■ To do
Please copy each line of the records below that holds the word "date".

■ Supplied entries
____

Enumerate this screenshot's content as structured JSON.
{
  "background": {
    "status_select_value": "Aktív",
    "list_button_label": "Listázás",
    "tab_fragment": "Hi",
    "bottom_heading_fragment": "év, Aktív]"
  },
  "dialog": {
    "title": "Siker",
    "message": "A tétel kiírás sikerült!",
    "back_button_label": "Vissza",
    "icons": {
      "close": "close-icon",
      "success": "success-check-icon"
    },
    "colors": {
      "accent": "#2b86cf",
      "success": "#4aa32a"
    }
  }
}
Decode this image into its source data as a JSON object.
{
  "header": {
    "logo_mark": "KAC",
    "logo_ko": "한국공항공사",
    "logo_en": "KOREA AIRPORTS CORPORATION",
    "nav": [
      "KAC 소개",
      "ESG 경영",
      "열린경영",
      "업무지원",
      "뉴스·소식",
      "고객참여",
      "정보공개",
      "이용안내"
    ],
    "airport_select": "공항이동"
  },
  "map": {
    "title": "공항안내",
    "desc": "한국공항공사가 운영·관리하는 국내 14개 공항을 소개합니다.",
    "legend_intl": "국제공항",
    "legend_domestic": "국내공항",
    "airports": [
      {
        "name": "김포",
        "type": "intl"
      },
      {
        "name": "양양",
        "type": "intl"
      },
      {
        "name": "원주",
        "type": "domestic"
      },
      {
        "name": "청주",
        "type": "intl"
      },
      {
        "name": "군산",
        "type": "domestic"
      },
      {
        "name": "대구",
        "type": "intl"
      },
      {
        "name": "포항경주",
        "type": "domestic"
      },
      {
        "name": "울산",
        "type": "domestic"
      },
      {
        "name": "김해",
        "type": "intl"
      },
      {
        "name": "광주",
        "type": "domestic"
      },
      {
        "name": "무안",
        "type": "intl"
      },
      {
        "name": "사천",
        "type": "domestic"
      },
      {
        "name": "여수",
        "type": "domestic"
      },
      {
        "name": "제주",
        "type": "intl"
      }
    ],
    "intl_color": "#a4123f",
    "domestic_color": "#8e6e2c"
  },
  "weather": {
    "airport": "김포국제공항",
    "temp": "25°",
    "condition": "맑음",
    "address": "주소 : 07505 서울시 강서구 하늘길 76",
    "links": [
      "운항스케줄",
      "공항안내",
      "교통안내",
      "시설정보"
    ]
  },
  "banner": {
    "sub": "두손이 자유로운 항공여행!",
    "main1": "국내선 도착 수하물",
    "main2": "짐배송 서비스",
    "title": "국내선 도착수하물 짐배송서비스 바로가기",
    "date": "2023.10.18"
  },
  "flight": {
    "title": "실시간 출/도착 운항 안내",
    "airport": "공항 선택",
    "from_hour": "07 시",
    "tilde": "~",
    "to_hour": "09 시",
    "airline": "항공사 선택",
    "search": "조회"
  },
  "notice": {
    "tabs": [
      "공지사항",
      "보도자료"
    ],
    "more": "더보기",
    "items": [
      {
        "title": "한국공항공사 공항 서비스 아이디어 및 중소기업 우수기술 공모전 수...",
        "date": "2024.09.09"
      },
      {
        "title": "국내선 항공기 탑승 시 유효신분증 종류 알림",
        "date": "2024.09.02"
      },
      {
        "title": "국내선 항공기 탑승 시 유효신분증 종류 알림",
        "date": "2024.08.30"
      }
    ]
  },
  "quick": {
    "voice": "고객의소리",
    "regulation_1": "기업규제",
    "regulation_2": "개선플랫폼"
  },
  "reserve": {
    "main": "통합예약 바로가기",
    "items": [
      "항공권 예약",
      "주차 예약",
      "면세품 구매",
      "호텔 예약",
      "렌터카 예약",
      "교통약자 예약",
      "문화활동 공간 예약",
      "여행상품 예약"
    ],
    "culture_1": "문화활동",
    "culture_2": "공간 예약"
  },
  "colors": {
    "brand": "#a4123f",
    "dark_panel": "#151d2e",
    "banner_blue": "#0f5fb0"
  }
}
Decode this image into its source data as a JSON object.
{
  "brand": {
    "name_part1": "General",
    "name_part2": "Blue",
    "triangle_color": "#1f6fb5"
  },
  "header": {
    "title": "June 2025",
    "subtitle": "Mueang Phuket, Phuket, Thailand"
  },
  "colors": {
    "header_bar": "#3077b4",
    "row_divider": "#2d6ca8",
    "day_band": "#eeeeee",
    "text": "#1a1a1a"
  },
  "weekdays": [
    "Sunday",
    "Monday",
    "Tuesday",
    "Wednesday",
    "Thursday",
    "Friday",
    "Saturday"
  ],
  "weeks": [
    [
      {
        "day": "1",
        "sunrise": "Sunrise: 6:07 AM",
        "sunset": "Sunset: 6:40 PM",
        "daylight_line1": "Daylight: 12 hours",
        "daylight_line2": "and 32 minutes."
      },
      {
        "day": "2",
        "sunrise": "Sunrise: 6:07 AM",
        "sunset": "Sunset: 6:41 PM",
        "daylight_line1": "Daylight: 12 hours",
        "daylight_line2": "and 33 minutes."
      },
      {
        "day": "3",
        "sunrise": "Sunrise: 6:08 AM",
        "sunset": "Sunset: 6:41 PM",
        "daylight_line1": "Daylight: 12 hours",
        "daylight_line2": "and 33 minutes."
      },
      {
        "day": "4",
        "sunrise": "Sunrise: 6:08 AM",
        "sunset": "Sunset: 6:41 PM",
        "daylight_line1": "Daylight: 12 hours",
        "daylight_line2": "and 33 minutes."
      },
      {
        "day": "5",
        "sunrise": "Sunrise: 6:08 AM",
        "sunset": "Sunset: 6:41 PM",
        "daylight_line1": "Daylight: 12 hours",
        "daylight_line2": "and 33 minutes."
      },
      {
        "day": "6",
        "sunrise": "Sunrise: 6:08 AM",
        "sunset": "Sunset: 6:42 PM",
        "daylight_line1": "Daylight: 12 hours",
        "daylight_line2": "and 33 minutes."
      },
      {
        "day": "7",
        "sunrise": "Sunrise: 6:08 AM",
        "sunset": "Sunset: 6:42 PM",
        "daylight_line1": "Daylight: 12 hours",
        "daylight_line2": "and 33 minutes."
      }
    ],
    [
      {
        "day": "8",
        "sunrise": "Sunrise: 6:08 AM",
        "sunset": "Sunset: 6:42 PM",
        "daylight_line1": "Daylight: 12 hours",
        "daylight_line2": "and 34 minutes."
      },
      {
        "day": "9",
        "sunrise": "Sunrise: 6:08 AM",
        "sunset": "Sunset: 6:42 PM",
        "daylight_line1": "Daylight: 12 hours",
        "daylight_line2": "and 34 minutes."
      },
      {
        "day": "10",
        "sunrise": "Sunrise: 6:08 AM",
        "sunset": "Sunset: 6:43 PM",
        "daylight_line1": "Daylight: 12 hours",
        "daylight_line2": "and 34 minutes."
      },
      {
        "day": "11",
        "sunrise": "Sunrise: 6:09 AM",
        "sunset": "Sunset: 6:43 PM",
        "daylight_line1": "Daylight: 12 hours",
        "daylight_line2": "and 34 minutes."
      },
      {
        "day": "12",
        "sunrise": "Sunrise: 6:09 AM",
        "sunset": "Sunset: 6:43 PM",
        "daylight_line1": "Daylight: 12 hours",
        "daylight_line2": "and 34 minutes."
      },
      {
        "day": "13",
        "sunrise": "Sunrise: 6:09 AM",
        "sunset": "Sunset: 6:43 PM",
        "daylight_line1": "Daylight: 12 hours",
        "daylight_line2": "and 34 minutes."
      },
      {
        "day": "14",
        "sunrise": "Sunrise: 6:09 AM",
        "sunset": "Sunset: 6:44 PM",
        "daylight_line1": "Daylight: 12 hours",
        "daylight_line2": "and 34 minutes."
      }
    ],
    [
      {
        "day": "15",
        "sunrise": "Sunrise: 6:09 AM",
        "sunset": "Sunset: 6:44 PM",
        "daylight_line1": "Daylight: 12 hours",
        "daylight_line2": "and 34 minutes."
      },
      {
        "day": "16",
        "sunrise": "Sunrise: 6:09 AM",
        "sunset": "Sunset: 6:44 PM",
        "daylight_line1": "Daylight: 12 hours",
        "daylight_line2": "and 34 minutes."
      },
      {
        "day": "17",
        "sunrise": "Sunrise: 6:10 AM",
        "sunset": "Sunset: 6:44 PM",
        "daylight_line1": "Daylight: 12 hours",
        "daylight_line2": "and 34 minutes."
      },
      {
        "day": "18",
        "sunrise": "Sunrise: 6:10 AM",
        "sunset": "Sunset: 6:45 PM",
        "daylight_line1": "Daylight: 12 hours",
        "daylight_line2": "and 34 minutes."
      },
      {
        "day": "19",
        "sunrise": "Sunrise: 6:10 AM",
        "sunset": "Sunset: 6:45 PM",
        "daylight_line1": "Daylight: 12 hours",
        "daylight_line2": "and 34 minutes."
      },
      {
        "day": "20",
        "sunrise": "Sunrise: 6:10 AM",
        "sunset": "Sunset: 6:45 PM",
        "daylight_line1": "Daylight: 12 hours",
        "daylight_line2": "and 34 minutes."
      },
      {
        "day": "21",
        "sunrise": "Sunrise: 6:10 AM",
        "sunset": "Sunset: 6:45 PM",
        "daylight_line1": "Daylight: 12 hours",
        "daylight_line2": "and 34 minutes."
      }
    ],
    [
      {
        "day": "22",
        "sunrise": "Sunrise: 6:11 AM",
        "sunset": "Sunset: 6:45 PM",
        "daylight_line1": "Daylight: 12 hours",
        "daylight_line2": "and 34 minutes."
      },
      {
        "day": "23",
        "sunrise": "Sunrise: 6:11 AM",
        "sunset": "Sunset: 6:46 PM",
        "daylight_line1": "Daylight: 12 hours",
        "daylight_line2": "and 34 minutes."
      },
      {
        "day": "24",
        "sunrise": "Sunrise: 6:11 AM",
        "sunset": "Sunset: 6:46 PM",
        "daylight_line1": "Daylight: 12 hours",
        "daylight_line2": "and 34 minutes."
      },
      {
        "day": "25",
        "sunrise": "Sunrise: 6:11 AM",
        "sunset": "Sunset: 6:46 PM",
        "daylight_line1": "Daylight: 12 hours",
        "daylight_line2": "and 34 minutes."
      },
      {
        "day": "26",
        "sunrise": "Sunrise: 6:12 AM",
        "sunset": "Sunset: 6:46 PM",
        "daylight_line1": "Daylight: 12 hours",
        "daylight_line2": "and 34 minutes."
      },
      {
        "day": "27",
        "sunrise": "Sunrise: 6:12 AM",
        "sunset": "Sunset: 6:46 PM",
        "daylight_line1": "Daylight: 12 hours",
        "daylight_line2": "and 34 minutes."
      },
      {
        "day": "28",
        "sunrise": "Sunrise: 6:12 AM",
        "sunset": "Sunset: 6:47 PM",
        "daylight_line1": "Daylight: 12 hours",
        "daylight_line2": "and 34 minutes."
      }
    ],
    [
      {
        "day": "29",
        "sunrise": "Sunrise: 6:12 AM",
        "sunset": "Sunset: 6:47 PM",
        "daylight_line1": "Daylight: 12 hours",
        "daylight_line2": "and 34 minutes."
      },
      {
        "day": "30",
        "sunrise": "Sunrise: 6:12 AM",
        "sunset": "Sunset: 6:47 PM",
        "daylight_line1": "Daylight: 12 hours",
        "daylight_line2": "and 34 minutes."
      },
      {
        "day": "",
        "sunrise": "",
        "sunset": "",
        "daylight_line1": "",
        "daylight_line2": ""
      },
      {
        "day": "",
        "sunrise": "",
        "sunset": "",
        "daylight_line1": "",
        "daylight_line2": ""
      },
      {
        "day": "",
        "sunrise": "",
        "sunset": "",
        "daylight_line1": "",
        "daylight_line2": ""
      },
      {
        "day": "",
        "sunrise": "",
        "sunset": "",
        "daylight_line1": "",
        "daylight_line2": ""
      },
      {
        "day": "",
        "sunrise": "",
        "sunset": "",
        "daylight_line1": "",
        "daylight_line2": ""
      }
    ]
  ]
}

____

■ Result
    "date": "2023.10.18"
        "date": "2024.09.09"
        "date": "2024.09.02"
        "date": "2024.08.30"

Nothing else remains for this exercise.